hollowakimbo-leadOn February 11th, Hollow & Akimbo released their first self-titled LP. I wasn’t initially planning on reviewing this album, until I couldn’t stop listening for nearly a week straight and realized I’d caught Hollow & Akimbo fever. The album is a grossly overlooked work of understated tracks that manage show tremendous caliber in the independent genre.

They create a curious brand of psychedelic rock by layering intricate textures of electronic elements overtop rock melodies and loops that emerges in a category of its own. The debut single “Singularity,” sets itself apart from the pack as a cavernous pop song that weaves through both electronic and rock genres seamlessly.

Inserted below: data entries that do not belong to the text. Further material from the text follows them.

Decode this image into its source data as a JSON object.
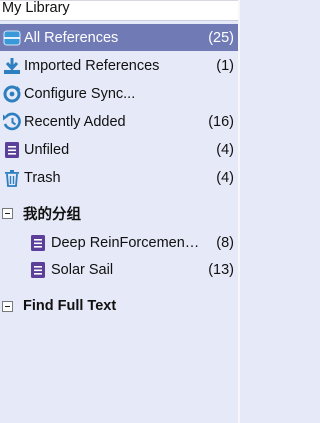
{
  "header": {
    "title": "My Library"
  },
  "items": [
    {
      "label": "All References",
      "count": "(25)"
    },
    {
      "label": "Imported References",
      "count": "(1)"
    },
    {
      "label": "Configure Sync...",
      "count": ""
    },
    {
      "label": "Recently Added",
      "count": "(16)"
    },
    {
      "label": "Unfiled",
      "count": "(4)"
    },
    {
      "label": "Trash",
      "count": "(4)"
    }
  ],
  "groups": [
    {
      "label": "我的分组",
      "items": [
        {
          "label": "Deep ReinForcement ...",
          "count": "(8)"
        },
        {
          "label": "Solar Sail",
          "count": "(13)"
        }
      ]
    },
    {
      "label": "Find Full Text",
      "items": []
    }
  ],
  "colors": {
    "selected_bg": "#707bb6",
    "panel_bg": "#e6e9f7",
    "icon_blue": "#2d7fbf",
    "icon_purple": "#5b3f9a"
  }
}
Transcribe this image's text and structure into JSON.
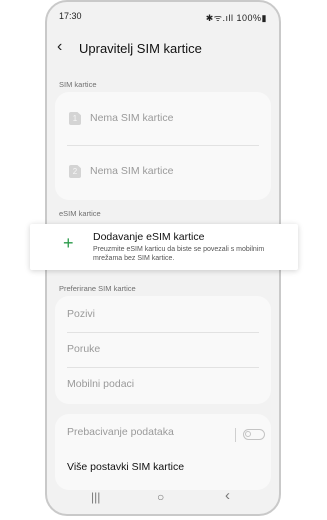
{
  "status_bar": {
    "time": "17:30",
    "icons": "✱ᯤ.ıll 100%▮"
  },
  "header": {
    "title": "Upravitelj SIM kartice"
  },
  "sim_section": {
    "label": "SIM kartice",
    "items": [
      {
        "badge": "1",
        "label": "Nema SIM kartice"
      },
      {
        "badge": "2",
        "label": "Nema SIM kartice"
      }
    ]
  },
  "esim_section": {
    "label": "eSIM kartice",
    "add": {
      "title": "Dodavanje eSIM kartice",
      "description": "Preuzmite eSIM karticu da biste se povezali s mobilnim mrežama bez SIM kartice."
    }
  },
  "preferred_section": {
    "label": "Preferirane SIM kartice",
    "items": [
      "Pozivi",
      "Poruke",
      "Mobilni podaci"
    ]
  },
  "more": {
    "data_switch_label": "Prebacivanje podataka",
    "data_switch_enabled": false,
    "more_settings_label": "Više postavki SIM kartice"
  },
  "nav": {
    "recents": "|||",
    "home": "○",
    "back": "‹"
  }
}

Photo by Bruno Postigo

Photo by Bruno Postigo

The vocals have a Born Ruffians and French Casettes edge and weigh heavily on the emotional aspect of the tracks. The earnest vocals, resonant lyrics and gritty guitars showcase the trio’s dexterity with molding something significantly poignant.

The sounds take a shadowy turn on “Fever Dreams,” which takes on a more ghostly, psychedelic sound with screeching electronic sounds layered over whistling guitars. Tracks like “Still Life” and “Lucky Stars” take on a softer vibe with demure vocals and chipper electronics, while “The One Who Has to Carry You Home” just reminds us what a great indie song should sound like.

Jon Visger, Brian Konicek and Mike Higgins wrote, recorded and mixed the album entirely themselves, recording in basements, attics and closets to create an evolving complication of ten experimental, genre-bridging tracks.

The threesome also released an EP of “Singularity” remixes arranged by producers like Com Cruise, Osborne and Dale Earnhardt Jr. Jr. earlier this year. Check out Hollow & Akimbo’s debut LP—it’s just good enough that I might be the band’s first groupie.